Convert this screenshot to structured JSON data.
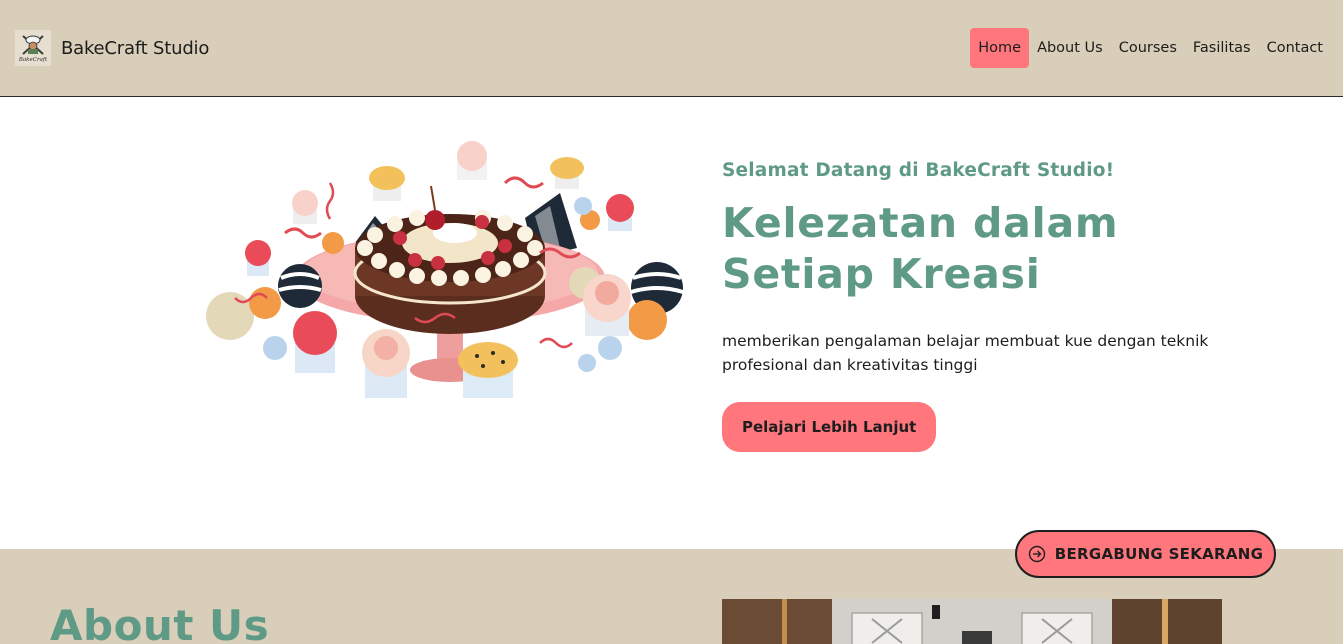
{
  "header": {
    "brand": "BakeCraft Studio",
    "logo_icon": "chef-whisk-logo-icon",
    "logo_text": "BakeCraft"
  },
  "nav": {
    "items": [
      {
        "label": "Home",
        "active": true
      },
      {
        "label": "About Us",
        "active": false
      },
      {
        "label": "Courses",
        "active": false
      },
      {
        "label": "Fasilitas",
        "active": false
      },
      {
        "label": "Contact",
        "active": false
      }
    ]
  },
  "hero": {
    "welcome": "Selamat Datang di BakeCraft Studio!",
    "headline_line1": "Kelezatan dalam",
    "headline_line2": "Setiap Kreasi",
    "description": "memberikan pengalaman belajar membuat kue dengan teknik profesional dan kreativitas tinggi",
    "cta_label": "Pelajari Lebih Lanjut",
    "illustration": "cake-and-cupcakes-illustration"
  },
  "floating": {
    "join_label": "BERGABUNG SEKARANG",
    "join_icon": "arrow-right-circle-icon"
  },
  "about": {
    "title": "About Us",
    "photo": "studio-kitchen-photo"
  },
  "colors": {
    "nav_bg": "#d8ceb9",
    "accent_pink": "#ff767d",
    "accent_green": "#5f9a86",
    "text_dark": "#1d1d1d"
  }
}
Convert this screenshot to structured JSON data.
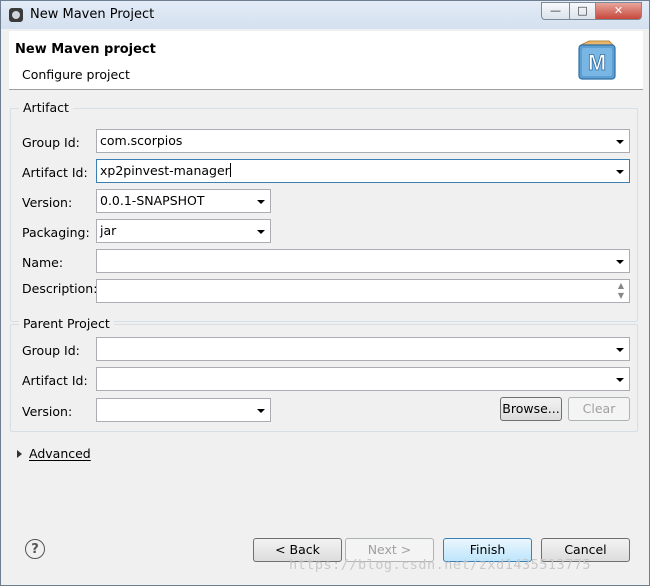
{
  "window": {
    "title": "New Maven Project",
    "controls": {
      "minimize": "—",
      "maximize": "□",
      "close": "✕"
    }
  },
  "header": {
    "title": "New Maven project",
    "subtitle": "Configure project",
    "logo_icon": "maven-m-icon",
    "logo_letter": "M"
  },
  "artifact": {
    "legend": "Artifact",
    "group_id": {
      "label": "Group Id:",
      "value": "com.scorpios"
    },
    "artifact_id": {
      "label": "Artifact Id:",
      "value": "xp2pinvest-manager"
    },
    "version": {
      "label": "Version:",
      "value": "0.0.1-SNAPSHOT"
    },
    "packaging": {
      "label": "Packaging:",
      "value": "jar"
    },
    "name": {
      "label": "Name:",
      "value": ""
    },
    "description": {
      "label": "Description:",
      "value": ""
    }
  },
  "parent": {
    "legend": "Parent Project",
    "group_id": {
      "label": "Group Id:",
      "value": ""
    },
    "artifact_id": {
      "label": "Artifact Id:",
      "value": ""
    },
    "version": {
      "label": "Version:",
      "value": ""
    },
    "browse_label": "Browse...",
    "clear_label": "Clear"
  },
  "advanced": {
    "label": "Advanced"
  },
  "footer": {
    "help_icon": "help-icon",
    "help_glyph": "?",
    "back_label": "< Back",
    "next_label": "Next >",
    "finish_label": "Finish",
    "cancel_label": "Cancel"
  },
  "watermark": "https://blog.csdn.net/zxd1435513775"
}
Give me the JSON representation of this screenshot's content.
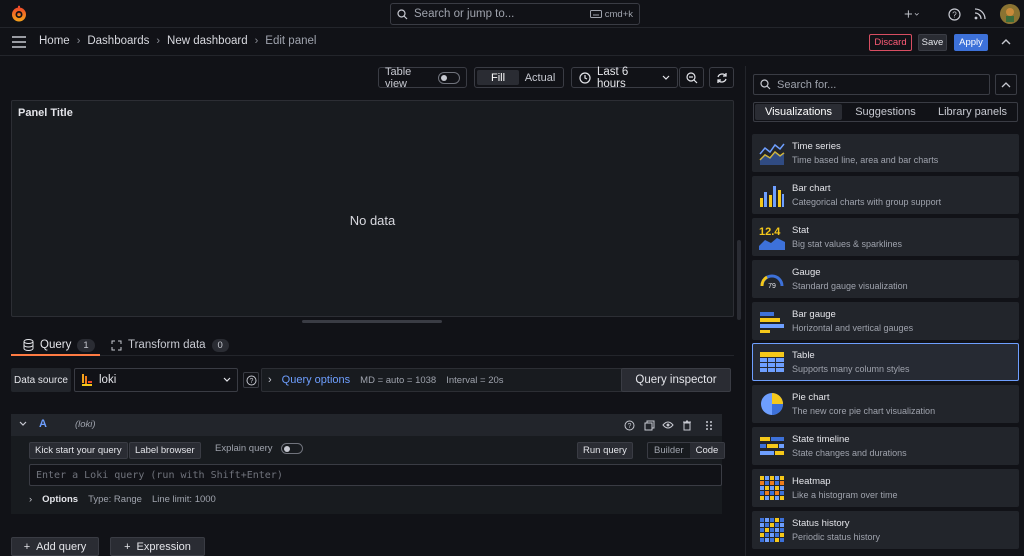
{
  "topbar": {
    "search_placeholder": "Search or jump to...",
    "search_shortcut": "cmd+k"
  },
  "breadcrumb": [
    "Home",
    "Dashboards",
    "New dashboard",
    "Edit panel"
  ],
  "actions": {
    "discard": "Discard",
    "save": "Save",
    "apply": "Apply"
  },
  "toolbar": {
    "table_view": "Table view",
    "fill": "Fill",
    "actual": "Actual",
    "time_range": "Last 6 hours"
  },
  "panel": {
    "title": "Panel Title",
    "empty_text": "No data"
  },
  "query_tabs": {
    "query_label": "Query",
    "query_count": "1",
    "transform_label": "Transform data",
    "transform_count": "0"
  },
  "datasource": {
    "label": "Data source",
    "selected": "loki",
    "query_options_label": "Query options",
    "md": "MD = auto = 1038",
    "interval": "Interval = 20s",
    "inspector": "Query inspector"
  },
  "query_row": {
    "ref_id": "A",
    "datasource_name": "(loki)",
    "kick_start": "Kick start your query",
    "label_browser": "Label browser",
    "explain_query": "Explain query",
    "run_query": "Run query",
    "builder": "Builder",
    "code": "Code",
    "input_placeholder": "Enter a Loki query (run with Shift+Enter)",
    "options_label": "Options",
    "options_type": "Type: Range",
    "options_limit": "Line limit: 1000"
  },
  "bottom": {
    "add_query": "Add query",
    "expression": "Expression"
  },
  "sidebar": {
    "search_placeholder": "Search for...",
    "tabs": [
      "Visualizations",
      "Suggestions",
      "Library panels"
    ],
    "items": [
      {
        "title": "Time series",
        "desc": "Time based line, area and bar charts",
        "icon": "time-series-icon"
      },
      {
        "title": "Bar chart",
        "desc": "Categorical charts with group support",
        "icon": "bar-chart-icon"
      },
      {
        "title": "Stat",
        "desc": "Big stat values & sparklines",
        "icon": "stat-icon"
      },
      {
        "title": "Gauge",
        "desc": "Standard gauge visualization",
        "icon": "gauge-icon"
      },
      {
        "title": "Bar gauge",
        "desc": "Horizontal and vertical gauges",
        "icon": "bar-gauge-icon"
      },
      {
        "title": "Table",
        "desc": "Supports many column styles",
        "icon": "table-icon"
      },
      {
        "title": "Pie chart",
        "desc": "The new core pie chart visualization",
        "icon": "pie-chart-icon"
      },
      {
        "title": "State timeline",
        "desc": "State changes and durations",
        "icon": "state-timeline-icon"
      },
      {
        "title": "Heatmap",
        "desc": "Like a histogram over time",
        "icon": "heatmap-icon"
      },
      {
        "title": "Status history",
        "desc": "Periodic status history",
        "icon": "status-history-icon"
      }
    ],
    "stat_value": "12.4",
    "gauge_value": "79"
  },
  "colors": {
    "accent": "#3d71d9",
    "link": "#6e9fff",
    "tab_underline": "#ff7b43",
    "danger": "#ff5c77"
  }
}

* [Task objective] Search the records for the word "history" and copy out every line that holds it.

* [Result for this exercise]
        "title": "Status history",
        "desc": "Periodic status history",
        "icon": "status-history-icon"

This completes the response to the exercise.